1 in 3 Americans dreads political talk at Thanksgiving
Washington — Bring on the turkey — but maybe hold the politics.
Thanksgiving is Glenn Rogers’ favorite holiday, when people gather around the table and talk about things to celebrate from the past year. But Donald Trump’s presidency isn’t something everyone in the Rogers family is toasting.
“For the most part, we get to the point where we know that we’re not going to agree with each other and it gets dropped,” says the 67-year-old manufacturing consultant, who says he voted less for Trump than against Democrat Hillary Clinton.
With a cascade of sexual misconduct scandals now echoing similar allegations against Trump during the campaign, tempers on the subject of Trump may not have cooled, says Rogers. “When you start talking about it now, there’s still some, I think, real animosity when you start talking about character.”
Rogers is among more than a third of Americans who say they dread the prospect of politics coming up over Thanksgiving, compared with just 2 in 10 who say they’re eager to talk politics, according to a new poll by the Associated Press-NORC Center for Public Affairs Research. Four in 10 don’t feel strongly either way.
Democrats are slightly more likely than Republicans to say they’re uneasy about political discussions at the table, 39 percent to 33 percent. And women are more likely than men to say they dread the thought of talking politics, 41 percent to 31 percent.
Those who do think there’s at least some possibility of politics coming up are somewhat more likely to feel optimistic about it than Americans as a whole. Among this group, 30 percent say they’d be eager to talk politics and 34 percent would dread it.

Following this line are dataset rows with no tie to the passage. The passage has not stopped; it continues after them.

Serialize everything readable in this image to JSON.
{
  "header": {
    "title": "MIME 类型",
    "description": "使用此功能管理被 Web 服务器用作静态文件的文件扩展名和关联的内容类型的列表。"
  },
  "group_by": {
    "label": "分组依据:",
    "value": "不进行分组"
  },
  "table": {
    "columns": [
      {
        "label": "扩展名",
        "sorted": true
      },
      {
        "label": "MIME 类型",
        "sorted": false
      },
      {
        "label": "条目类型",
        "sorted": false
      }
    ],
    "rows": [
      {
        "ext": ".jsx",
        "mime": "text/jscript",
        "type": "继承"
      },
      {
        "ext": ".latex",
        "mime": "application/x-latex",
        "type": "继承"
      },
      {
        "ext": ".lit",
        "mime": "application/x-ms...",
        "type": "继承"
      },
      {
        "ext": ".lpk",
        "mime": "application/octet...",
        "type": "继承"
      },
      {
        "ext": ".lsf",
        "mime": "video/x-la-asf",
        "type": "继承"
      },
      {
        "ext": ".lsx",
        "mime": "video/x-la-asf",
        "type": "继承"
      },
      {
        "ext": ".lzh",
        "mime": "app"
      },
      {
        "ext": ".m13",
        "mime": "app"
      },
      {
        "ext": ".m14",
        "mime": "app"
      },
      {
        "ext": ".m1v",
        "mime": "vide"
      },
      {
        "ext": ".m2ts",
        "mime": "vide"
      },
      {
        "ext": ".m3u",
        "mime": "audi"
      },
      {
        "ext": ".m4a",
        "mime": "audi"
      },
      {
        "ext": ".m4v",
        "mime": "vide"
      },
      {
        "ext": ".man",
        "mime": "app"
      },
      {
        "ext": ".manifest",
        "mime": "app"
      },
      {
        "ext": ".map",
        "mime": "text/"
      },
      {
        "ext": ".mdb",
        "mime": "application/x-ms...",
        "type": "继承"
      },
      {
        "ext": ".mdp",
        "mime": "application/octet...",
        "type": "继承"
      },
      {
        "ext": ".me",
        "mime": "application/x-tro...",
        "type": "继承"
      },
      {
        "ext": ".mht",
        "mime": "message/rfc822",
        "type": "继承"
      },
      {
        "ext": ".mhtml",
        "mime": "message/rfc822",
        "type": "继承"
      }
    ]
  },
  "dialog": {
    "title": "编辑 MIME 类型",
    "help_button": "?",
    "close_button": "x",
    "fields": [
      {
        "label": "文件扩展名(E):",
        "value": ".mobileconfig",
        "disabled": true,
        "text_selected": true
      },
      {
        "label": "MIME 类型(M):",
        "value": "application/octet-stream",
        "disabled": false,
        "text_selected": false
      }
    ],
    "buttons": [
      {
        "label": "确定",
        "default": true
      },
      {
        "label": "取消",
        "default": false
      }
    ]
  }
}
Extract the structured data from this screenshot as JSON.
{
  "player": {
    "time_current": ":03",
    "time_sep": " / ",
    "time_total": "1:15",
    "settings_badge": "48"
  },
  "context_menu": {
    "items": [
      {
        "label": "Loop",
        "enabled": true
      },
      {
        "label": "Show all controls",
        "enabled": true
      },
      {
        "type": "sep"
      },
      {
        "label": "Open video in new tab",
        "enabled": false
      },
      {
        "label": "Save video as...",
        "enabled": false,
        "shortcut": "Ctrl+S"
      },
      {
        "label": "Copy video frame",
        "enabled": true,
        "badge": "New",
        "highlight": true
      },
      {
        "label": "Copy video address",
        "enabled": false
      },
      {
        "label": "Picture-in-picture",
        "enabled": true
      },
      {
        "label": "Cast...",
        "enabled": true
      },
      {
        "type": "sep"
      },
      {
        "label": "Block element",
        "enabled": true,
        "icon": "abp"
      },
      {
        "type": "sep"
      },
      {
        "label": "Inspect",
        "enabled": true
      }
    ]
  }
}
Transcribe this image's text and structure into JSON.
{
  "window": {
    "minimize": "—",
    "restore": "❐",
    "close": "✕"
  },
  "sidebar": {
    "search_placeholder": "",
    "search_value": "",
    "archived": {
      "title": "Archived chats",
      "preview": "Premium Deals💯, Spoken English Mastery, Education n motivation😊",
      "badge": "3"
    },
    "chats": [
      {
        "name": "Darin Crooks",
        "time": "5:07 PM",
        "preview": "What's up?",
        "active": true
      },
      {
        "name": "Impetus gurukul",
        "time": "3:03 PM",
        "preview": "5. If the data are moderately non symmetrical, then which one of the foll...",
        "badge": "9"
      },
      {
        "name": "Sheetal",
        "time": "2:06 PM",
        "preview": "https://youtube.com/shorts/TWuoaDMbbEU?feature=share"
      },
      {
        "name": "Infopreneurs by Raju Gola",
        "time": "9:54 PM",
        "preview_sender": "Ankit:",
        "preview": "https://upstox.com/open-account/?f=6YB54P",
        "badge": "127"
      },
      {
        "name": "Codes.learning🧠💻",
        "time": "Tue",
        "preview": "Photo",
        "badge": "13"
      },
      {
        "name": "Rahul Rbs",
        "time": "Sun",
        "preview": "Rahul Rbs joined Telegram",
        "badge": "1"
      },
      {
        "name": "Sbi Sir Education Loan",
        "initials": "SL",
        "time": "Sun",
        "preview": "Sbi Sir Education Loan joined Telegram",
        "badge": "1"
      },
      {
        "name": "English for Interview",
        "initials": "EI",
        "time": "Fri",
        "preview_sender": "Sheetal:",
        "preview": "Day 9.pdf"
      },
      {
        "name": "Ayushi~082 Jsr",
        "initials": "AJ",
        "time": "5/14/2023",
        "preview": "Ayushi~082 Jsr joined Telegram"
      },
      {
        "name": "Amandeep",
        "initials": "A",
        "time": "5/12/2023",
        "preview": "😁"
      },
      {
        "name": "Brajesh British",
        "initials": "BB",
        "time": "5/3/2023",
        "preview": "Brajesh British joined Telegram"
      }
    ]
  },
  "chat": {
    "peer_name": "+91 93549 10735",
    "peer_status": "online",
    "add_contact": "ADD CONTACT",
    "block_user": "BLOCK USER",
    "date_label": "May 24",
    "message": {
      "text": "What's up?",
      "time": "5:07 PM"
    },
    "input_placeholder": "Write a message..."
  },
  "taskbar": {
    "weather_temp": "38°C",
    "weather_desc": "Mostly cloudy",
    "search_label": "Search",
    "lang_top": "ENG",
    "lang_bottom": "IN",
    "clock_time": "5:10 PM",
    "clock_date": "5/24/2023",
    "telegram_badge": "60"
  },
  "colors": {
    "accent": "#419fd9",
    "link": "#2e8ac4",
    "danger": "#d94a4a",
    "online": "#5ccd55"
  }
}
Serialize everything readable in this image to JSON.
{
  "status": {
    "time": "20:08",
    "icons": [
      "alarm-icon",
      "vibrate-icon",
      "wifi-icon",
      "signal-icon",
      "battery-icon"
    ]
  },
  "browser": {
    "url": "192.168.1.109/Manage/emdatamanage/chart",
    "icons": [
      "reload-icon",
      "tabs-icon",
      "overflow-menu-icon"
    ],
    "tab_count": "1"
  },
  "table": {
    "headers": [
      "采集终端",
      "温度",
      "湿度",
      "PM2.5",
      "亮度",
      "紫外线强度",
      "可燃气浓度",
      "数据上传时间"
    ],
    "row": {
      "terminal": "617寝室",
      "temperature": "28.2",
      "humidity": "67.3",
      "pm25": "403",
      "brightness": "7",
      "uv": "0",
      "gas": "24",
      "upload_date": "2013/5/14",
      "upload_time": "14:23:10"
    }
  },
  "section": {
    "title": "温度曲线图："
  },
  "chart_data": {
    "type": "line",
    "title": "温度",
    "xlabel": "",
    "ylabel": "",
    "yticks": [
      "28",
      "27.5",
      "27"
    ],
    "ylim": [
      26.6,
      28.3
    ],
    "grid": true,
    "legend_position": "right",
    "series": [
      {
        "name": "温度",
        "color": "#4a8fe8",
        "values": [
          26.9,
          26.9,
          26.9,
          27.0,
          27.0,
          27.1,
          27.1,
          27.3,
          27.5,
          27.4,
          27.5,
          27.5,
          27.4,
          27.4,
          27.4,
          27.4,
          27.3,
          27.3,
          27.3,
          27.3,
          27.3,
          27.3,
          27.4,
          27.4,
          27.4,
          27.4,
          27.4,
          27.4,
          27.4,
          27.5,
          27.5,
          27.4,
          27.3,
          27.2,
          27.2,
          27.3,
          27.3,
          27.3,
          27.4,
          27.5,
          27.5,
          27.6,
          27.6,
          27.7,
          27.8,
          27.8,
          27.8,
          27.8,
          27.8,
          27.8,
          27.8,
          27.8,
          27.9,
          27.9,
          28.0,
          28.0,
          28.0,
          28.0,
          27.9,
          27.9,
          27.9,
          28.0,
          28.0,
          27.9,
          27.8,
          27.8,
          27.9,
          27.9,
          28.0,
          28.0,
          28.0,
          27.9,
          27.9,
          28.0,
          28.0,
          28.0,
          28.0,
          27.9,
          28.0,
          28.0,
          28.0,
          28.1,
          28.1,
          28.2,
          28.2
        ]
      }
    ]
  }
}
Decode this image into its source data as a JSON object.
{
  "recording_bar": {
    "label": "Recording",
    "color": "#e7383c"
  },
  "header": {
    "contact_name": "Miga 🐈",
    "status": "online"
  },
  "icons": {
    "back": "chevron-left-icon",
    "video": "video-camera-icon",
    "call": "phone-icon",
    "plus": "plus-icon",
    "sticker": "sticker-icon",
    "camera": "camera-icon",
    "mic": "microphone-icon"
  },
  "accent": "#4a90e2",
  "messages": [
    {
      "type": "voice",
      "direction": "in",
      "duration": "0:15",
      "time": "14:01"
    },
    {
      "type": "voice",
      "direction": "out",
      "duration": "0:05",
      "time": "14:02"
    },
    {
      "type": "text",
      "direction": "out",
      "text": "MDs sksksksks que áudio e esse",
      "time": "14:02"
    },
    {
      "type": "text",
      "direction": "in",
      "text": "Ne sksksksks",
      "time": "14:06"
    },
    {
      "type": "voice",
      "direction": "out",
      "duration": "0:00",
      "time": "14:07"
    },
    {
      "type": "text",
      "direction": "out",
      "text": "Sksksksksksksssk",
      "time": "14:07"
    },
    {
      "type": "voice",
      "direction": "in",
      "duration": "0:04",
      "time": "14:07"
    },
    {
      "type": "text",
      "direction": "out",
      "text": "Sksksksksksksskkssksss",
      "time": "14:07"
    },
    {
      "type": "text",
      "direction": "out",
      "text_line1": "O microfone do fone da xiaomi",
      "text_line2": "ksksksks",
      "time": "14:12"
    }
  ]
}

The debate over whether to talk politics at Thanksgiving — or not — is about as American as the traditional feast itself. By Christmas 2016, 39 percent of U.S. adults said their families avoided conversations about politics, according to the Pew Research Center.
But Americans are still trying to figure out how to talk about the subject in the age of Trump, and amid the sexual misconduct allegations that have ignited a new debate over standards for conduct between men and women. The conversation, some analysts and respondents say, touches on identity among people who group themselves by other factors, such as family, friendship or geography.
Ten months into Trump’s difficult presidency, he remains a historically unpopular president and a deeply polarizing force in the United States. His drives to crack down on immigration in the name of national security and the economy cut right to the question of who is an American. And his defense on Tuesday of Republican U.S. Senate candidate Roy Moore, the former Alabama judge accused by six women of pursuing romantic relationships with them when they were teenagers and he was in his 30s, comes amid a wider deluge of sexual misconduct scandals. Those engulfed include an array of politicians and policymakers — past, present, aspiring and presidential — of all partisan stripes.
For any mention of Moore, who denies the accusations against him, there’s Democratic Sen. Al Franken of Minnesota, who has apologized or said he feels bad about the allegations against him. For every mention of the “Access Hollywood” tape in which Trump could be heard bragging about touching women without their consent, there are allegations that Democratic President Bill Clinton assaulted women. Both men deny the accusations.
Trump won the 2016 election, even though more than a dozen women accused him of sexual misconduct, and roughly half of all voters said they were bothered by his treatment of women, according to exit polls. Trump called the allegations false and said he would sue the women, but that hasn’t happened.
Then there’s the broader national conversation about what to do with the art, public policy work and legacies of public figures accused of sexual harassment or assault.
In the past, the Emily Post Institute Inc. received Thanksgiving etiquette questions that were typically about how to handle difficult relatives, says author Daniel Post Senning.
“Now, I am hearing questions like, ‘I don’t want to go,’ or ‘I can’t imagine sitting at a table with someone who has this perspective and staying through the meal,’” he says. “My impression is that it’s still out there. … The shock of that election is a little further in the rearview mirror, but I think people still have strong feelings about it.”
Fort Worth, Texas, resident Greg McCulley saw that firsthand last year. He recalls that of a dozen adults gathered around the Thanksgiving table, all but one was celebrating Trump’s election. That was his sister-in-law, who fumed about Trump and the “Access Hollywood” tape. Tension seethed.
“It was like, you say Donald Trump was bad, then someone says Bill Clinton was bad, so that extended to Hillary Clinton,” says McCulley, 43, an Air Force retiree who voted for Trump but doesn’t dispute that Trump’s recorded remarks were troubling. He does expect politics to come up this year, probably about sexual assault.
“The conservatives have more of a bigger bone. They’ll say look at Al Franken,” says McCully, who nonetheless looks forward to the conversation. “But it may be that my sister-in-law keeps her mouth zipped and says, ‘I don’t want to wade into those waters again like last year.’”
The AP-NORC poll of 1,070 adults was conducted Nov. 15-19 using a sample drawn from NORC’s probability-based AmeriSpeak panel, which is designed to be representative of the U.S. population. The margin of sampling error for all respondents is plus or minus 4.2 percentage points.
Respondents were first selected randomly using address-based sampling methods and later interviewed online or by phone.